*** Block opens ***

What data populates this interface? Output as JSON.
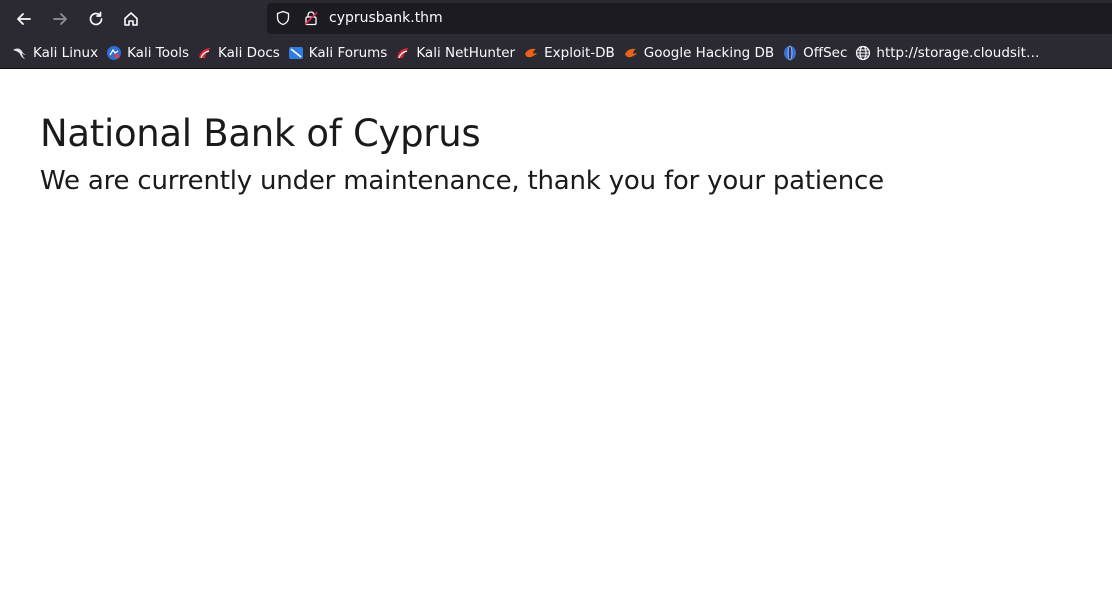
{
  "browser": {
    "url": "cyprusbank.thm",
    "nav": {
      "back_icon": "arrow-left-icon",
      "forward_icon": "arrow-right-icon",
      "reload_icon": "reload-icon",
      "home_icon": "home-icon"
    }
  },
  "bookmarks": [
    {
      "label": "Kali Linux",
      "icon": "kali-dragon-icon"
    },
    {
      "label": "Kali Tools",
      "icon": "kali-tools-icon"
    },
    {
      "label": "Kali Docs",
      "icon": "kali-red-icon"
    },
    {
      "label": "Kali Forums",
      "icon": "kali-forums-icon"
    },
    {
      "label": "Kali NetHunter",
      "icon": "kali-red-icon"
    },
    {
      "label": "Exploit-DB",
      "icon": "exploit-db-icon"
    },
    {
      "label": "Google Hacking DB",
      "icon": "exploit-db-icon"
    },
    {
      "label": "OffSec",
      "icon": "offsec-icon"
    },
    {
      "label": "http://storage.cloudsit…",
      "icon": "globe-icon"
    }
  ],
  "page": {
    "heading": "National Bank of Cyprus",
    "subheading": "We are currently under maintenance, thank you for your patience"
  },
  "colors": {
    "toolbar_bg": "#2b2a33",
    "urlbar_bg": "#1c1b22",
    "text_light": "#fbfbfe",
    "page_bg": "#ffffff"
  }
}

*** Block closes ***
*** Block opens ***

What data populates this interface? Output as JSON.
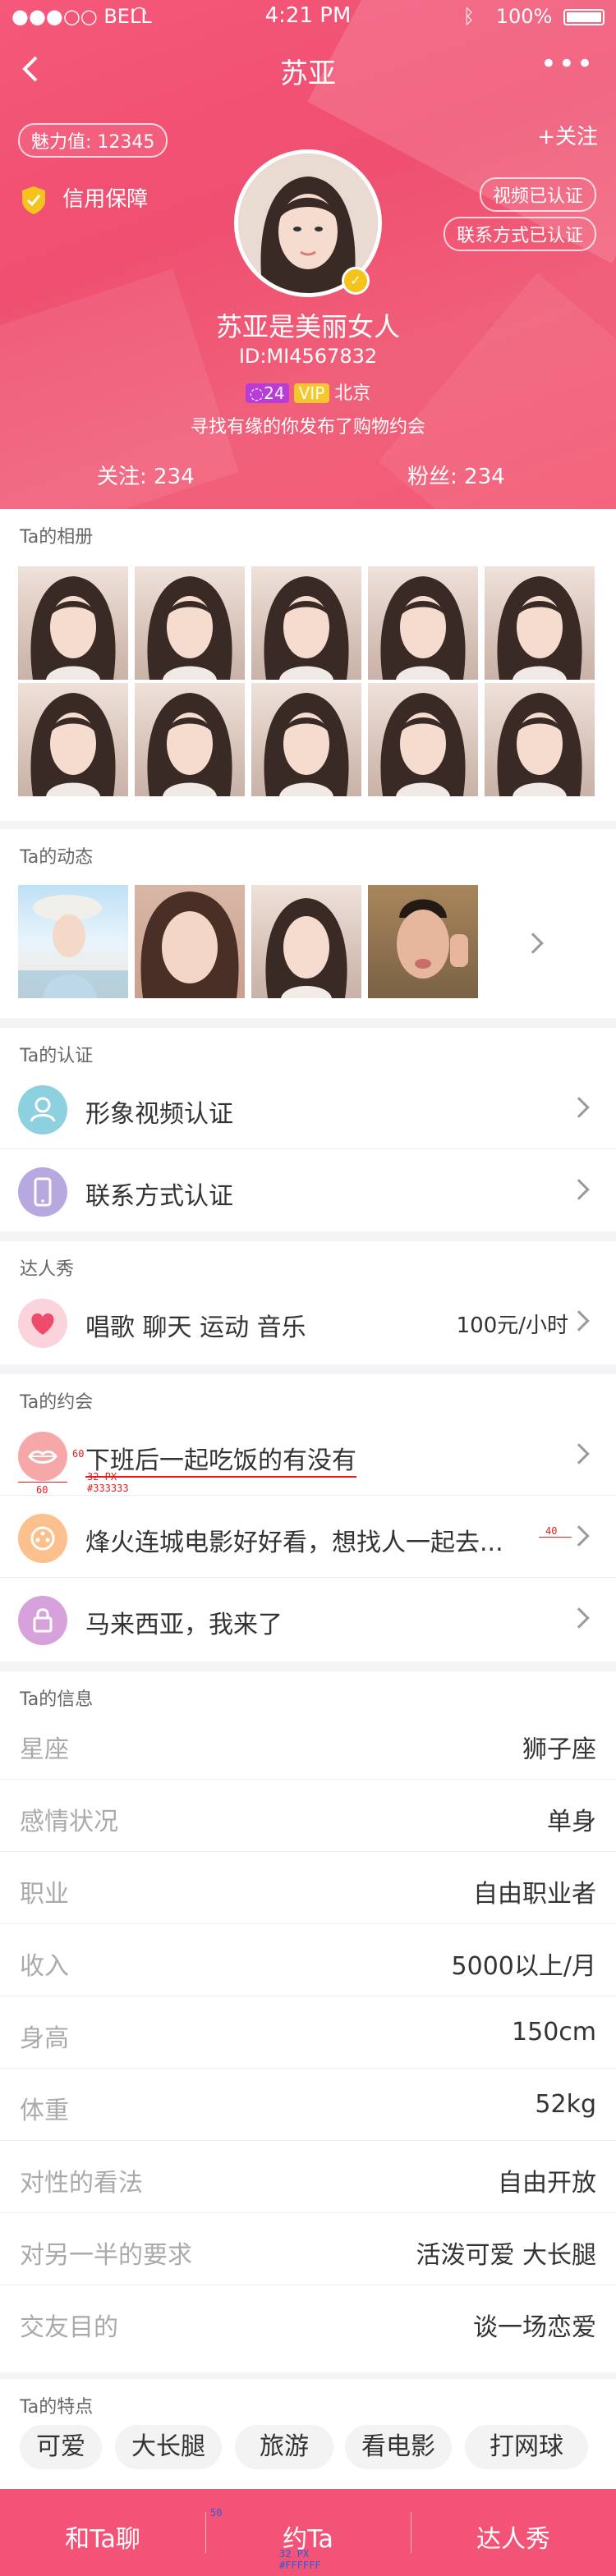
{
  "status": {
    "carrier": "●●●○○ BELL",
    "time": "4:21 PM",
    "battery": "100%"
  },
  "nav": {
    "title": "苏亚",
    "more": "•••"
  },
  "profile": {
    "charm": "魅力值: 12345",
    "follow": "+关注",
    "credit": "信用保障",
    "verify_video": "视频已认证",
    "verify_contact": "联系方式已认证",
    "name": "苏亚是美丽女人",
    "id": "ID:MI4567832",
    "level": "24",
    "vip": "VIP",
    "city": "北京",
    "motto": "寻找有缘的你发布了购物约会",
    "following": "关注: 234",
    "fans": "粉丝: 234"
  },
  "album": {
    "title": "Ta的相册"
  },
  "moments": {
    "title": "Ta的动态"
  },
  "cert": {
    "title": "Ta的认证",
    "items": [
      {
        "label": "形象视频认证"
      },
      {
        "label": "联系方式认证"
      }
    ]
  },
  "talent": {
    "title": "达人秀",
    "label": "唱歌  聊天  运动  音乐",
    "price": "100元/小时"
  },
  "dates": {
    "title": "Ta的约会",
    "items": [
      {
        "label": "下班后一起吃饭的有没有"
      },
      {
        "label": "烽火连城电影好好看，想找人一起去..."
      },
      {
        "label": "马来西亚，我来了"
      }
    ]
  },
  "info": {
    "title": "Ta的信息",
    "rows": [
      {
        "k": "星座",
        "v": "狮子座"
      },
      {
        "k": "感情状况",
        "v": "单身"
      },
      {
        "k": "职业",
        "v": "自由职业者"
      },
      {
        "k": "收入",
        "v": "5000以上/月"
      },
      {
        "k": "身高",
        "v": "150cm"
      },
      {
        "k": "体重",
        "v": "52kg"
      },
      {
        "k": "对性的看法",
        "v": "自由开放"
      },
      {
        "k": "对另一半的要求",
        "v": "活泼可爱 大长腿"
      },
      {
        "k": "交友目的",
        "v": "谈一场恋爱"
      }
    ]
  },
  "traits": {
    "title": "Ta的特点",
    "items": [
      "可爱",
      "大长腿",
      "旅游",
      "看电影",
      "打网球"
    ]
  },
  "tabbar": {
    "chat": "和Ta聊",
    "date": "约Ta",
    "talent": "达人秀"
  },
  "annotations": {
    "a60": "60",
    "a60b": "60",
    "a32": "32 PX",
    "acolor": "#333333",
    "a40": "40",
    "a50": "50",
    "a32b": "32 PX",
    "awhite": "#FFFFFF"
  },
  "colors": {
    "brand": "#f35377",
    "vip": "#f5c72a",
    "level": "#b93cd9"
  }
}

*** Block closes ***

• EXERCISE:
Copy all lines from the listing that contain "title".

• PROBLEM SOLUTION:
    "title": "苏亚",
    "title": "Ta的相册"
    "title": "Ta的动态"
    "title": "Ta的认证",
    "title": "达人秀",
    "title": "Ta的约会",
    "title": "Ta的信息",
    "title": "Ta的特点",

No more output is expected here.